● DATASET:
----------------

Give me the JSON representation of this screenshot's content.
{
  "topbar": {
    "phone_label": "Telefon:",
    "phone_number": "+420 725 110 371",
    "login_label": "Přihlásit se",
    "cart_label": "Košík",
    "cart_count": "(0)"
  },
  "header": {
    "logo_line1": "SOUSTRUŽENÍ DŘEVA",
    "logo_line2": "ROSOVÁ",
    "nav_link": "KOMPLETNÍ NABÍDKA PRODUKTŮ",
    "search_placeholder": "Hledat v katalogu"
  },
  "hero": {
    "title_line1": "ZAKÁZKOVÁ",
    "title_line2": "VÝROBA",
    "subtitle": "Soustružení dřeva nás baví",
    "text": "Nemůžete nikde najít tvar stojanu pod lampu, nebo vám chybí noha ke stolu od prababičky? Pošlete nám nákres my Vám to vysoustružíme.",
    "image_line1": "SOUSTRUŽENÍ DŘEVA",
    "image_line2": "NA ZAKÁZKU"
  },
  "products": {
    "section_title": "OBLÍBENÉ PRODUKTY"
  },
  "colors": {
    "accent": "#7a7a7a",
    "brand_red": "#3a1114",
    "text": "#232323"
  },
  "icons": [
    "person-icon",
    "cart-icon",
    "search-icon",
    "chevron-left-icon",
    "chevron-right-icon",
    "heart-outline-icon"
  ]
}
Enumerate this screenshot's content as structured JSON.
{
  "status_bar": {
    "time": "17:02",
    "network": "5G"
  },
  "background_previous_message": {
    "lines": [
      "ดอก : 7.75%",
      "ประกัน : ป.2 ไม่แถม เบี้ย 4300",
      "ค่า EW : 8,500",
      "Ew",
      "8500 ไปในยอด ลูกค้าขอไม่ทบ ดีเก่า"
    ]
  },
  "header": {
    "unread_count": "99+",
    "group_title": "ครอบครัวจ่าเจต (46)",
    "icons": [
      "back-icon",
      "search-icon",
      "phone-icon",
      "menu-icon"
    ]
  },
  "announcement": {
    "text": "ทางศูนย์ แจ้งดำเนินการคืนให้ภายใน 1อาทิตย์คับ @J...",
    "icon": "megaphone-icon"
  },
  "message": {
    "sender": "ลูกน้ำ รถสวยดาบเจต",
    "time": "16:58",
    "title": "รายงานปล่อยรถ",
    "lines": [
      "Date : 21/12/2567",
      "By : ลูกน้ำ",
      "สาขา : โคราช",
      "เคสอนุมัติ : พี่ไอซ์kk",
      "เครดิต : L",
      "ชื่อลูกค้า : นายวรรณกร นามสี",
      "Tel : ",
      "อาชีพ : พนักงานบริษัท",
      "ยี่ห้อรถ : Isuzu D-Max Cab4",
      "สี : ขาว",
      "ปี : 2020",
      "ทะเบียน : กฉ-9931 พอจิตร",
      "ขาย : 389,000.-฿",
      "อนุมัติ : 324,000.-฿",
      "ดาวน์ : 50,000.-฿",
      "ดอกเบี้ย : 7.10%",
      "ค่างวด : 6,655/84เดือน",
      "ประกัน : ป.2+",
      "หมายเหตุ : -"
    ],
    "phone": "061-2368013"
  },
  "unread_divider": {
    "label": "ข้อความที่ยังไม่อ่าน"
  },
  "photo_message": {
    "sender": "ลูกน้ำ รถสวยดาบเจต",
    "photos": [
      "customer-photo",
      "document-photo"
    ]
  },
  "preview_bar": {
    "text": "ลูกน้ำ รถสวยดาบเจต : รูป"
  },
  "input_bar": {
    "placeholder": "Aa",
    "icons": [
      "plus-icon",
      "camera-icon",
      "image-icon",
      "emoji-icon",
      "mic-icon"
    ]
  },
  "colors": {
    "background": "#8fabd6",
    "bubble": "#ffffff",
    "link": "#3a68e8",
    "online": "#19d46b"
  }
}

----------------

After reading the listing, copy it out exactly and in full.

● SOLUTION TO THIS EXERCISE:
Give me the JSON representation of this screenshot's content.
{
  "topbar": {
    "phone_label": "Telefon:",
    "phone_number": "+420 725 110 371",
    "login_label": "Přihlásit se",
    "cart_label": "Košík",
    "cart_count": "(0)"
  },
  "header": {
    "logo_line1": "SOUSTRUŽENÍ DŘEVA",
    "logo_line2": "ROSOVÁ",
    "nav_link": "KOMPLETNÍ NABÍDKA PRODUKTŮ",
    "search_placeholder": "Hledat v katalogu"
  },
  "hero": {
    "title_line1": "ZAKÁZKOVÁ",
    "title_line2": "VÝROBA",
    "subtitle": "Soustružení dřeva nás baví",
    "text": "Nemůžete nikde najít tvar stojanu pod lampu, nebo vám chybí noha ke stolu od prababičky? Pošlete nám nákres my Vám to vysoustružíme.",
    "image_line1": "SOUSTRUŽENÍ DŘEVA",
    "image_line2": "NA ZAKÁZKU"
  },
  "products": {
    "section_title": "OBLÍBENÉ PRODUKTY"
  },
  "colors": {
    "accent": "#7a7a7a",
    "brand_red": "#3a1114",
    "text": "#232323"
  },
  "icons": [
    "person-icon",
    "cart-icon",
    "search-icon",
    "chevron-left-icon",
    "chevron-right-icon",
    "heart-outline-icon"
  ]
}
Enumerate this screenshot's content as structured JSON.
{
  "status_bar": {
    "time": "17:02",
    "network": "5G"
  },
  "background_previous_message": {
    "lines": [
      "ดอก : 7.75%",
      "ประกัน : ป.2 ไม่แถม เบี้ย 4300",
      "ค่า EW : 8,500",
      "Ew",
      "8500 ไปในยอด ลูกค้าขอไม่ทบ ดีเก่า"
    ]
  },
  "header": {
    "unread_count": "99+",
    "group_title": "ครอบครัวจ่าเจต (46)",
    "icons": [
      "back-icon",
      "search-icon",
      "phone-icon",
      "menu-icon"
    ]
  },
  "announcement": {
    "text": "ทางศูนย์ แจ้งดำเนินการคืนให้ภายใน 1อาทิตย์คับ @J...",
    "icon": "megaphone-icon"
  },
  "message": {
    "sender": "ลูกน้ำ รถสวยดาบเจต",
    "time": "16:58",
    "title": "รายงานปล่อยรถ",
    "lines": [
      "Date : 21/12/2567",
      "By : ลูกน้ำ",
      "สาขา : โคราช",
      "เคสอนุมัติ : พี่ไอซ์kk",
      "เครดิต : L",
      "ชื่อลูกค้า : นายวรรณกร นามสี",
      "Tel : ",
      "อาชีพ : พนักงานบริษัท",
      "ยี่ห้อรถ : Isuzu D-Max Cab4",
      "สี : ขาว",
      "ปี : 2020",
      "ทะเบียน : กฉ-9931 พอจิตร",
      "ขาย : 389,000.-฿",
      "อนุมัติ : 324,000.-฿",
      "ดาวน์ : 50,000.-฿",
      "ดอกเบี้ย : 7.10%",
      "ค่างวด : 6,655/84เดือน",
      "ประกัน : ป.2+",
      "หมายเหตุ : -"
    ],
    "phone": "061-2368013"
  },
  "unread_divider": {
    "label": "ข้อความที่ยังไม่อ่าน"
  },
  "photo_message": {
    "sender": "ลูกน้ำ รถสวยดาบเจต",
    "photos": [
      "customer-photo",
      "document-photo"
    ]
  },
  "preview_bar": {
    "text": "ลูกน้ำ รถสวยดาบเจต : รูป"
  },
  "input_bar": {
    "placeholder": "Aa",
    "icons": [
      "plus-icon",
      "camera-icon",
      "image-icon",
      "emoji-icon",
      "mic-icon"
    ]
  },
  "colors": {
    "background": "#8fabd6",
    "bubble": "#ffffff",
    "link": "#3a68e8",
    "online": "#19d46b"
  }
}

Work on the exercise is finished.